ASSIGNMENT:
Each line of the data that mentions the string "lastname" needs to be identified and copied.

(Entries from a dataset of interfaces)
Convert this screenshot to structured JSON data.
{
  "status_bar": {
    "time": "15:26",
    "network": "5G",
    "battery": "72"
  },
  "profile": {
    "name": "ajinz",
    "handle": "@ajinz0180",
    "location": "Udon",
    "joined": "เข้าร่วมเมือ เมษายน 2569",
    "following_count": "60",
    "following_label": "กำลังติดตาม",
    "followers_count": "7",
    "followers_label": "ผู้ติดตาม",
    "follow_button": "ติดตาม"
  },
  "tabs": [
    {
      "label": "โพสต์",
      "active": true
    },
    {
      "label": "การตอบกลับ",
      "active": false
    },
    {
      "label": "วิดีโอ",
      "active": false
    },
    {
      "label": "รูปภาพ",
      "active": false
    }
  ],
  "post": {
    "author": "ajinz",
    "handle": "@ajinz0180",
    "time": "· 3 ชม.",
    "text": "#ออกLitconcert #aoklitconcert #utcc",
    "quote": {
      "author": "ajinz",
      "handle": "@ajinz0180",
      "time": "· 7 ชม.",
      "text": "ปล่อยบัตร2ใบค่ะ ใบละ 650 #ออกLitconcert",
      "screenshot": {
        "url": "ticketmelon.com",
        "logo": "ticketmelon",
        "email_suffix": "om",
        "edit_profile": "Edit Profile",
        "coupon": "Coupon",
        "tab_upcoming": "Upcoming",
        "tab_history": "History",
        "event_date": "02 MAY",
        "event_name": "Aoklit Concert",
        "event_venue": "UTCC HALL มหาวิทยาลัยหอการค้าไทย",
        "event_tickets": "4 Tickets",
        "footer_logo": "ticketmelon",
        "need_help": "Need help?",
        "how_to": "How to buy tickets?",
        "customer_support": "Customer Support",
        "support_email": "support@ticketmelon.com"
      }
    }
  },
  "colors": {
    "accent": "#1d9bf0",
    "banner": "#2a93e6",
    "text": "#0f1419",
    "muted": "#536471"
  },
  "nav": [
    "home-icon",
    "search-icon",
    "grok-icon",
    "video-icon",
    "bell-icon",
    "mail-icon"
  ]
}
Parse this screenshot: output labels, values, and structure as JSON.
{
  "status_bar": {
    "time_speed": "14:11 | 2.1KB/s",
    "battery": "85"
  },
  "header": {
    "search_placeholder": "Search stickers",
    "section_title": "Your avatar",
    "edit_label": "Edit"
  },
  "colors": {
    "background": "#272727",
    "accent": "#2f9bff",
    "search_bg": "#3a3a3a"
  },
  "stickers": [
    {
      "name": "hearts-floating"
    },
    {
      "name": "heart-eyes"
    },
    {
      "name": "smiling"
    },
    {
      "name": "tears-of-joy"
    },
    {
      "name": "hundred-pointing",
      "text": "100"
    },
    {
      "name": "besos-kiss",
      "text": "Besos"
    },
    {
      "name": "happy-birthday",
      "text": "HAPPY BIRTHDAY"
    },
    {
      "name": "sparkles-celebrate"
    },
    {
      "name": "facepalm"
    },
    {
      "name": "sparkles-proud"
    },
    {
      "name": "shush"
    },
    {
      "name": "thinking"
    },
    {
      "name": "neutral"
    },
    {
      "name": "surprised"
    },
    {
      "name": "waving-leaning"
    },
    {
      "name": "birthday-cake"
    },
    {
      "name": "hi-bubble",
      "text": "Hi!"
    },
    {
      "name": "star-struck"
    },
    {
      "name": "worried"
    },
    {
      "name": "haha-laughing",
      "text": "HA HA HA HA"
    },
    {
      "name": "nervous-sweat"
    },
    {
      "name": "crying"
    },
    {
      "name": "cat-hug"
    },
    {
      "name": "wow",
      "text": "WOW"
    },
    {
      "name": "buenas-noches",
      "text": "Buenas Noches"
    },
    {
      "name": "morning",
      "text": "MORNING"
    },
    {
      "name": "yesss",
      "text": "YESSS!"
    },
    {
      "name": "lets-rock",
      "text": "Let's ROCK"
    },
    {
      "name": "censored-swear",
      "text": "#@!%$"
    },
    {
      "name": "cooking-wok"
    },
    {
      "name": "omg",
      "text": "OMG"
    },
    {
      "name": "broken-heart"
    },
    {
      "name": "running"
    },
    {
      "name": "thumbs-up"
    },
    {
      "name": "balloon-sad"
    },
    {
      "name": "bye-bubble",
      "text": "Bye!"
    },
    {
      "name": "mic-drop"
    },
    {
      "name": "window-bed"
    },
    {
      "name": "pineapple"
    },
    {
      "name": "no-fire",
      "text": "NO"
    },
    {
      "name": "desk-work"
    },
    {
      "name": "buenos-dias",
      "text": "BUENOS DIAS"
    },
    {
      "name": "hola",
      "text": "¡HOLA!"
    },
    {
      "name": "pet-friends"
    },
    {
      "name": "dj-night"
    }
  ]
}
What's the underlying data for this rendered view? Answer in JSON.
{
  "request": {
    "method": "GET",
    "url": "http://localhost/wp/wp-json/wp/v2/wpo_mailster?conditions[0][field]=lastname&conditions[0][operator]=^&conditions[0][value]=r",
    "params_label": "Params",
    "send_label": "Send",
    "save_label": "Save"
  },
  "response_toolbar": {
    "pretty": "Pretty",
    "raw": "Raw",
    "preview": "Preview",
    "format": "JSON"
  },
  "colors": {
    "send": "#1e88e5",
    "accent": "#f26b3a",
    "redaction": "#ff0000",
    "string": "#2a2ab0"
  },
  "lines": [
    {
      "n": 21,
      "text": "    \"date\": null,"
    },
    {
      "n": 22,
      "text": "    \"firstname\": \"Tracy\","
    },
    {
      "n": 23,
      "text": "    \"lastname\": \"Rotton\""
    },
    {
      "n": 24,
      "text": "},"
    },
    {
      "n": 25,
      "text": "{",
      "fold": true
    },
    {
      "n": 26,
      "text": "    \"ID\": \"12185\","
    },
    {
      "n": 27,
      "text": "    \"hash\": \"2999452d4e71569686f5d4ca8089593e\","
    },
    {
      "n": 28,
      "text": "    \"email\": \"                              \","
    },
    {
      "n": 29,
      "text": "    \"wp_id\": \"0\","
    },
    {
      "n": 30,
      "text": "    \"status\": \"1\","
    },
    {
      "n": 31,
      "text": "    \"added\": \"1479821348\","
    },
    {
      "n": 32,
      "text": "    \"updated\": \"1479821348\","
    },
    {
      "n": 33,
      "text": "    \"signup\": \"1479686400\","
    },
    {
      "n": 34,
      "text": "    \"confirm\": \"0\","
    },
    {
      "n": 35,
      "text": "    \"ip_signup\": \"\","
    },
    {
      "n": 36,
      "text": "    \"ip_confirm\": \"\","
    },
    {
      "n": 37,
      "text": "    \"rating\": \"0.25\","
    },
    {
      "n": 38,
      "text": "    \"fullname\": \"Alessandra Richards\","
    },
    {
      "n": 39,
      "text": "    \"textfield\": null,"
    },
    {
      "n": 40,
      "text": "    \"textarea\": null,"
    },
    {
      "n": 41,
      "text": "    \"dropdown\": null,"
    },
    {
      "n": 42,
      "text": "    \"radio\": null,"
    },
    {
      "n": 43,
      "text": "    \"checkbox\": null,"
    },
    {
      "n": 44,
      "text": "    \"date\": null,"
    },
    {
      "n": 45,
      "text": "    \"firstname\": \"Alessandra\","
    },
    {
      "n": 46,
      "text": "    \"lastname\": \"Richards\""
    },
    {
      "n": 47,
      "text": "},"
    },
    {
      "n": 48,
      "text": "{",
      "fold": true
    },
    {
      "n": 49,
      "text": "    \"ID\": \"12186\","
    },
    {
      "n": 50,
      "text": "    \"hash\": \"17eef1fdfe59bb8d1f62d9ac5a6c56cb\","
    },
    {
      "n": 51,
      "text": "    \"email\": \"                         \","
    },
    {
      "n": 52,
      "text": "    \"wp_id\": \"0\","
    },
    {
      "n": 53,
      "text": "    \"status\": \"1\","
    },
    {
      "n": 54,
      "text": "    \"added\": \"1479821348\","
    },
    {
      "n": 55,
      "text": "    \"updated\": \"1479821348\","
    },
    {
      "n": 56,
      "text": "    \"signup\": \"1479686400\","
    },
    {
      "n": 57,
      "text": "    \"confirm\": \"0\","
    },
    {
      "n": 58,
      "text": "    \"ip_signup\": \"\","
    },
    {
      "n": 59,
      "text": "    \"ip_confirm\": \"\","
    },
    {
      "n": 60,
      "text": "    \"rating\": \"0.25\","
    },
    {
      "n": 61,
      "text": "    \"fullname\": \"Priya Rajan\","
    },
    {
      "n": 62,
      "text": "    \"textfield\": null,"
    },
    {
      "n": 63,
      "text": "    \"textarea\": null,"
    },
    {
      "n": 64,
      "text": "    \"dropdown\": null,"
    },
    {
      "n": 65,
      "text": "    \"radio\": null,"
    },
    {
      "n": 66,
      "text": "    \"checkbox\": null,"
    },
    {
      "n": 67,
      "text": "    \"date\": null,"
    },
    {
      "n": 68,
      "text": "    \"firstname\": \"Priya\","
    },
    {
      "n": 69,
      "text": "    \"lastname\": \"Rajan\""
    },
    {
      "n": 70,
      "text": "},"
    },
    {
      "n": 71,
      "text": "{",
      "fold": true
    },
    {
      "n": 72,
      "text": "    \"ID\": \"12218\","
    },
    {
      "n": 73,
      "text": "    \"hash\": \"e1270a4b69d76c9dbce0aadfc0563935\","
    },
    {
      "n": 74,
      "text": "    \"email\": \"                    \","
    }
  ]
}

EXERCISE RESULT:
    "url": "http://localhost/wp/wp-json/wp/v2/wpo_mailster?conditions[0][field]=lastname&conditions[0][operator]=^&conditions[0][value]=r",
      "text": "    \"lastname\": \"Rotton\""
      "text": "    \"lastname\": \"Richards\""
      "text": "    \"lastname\": \"Rajan\""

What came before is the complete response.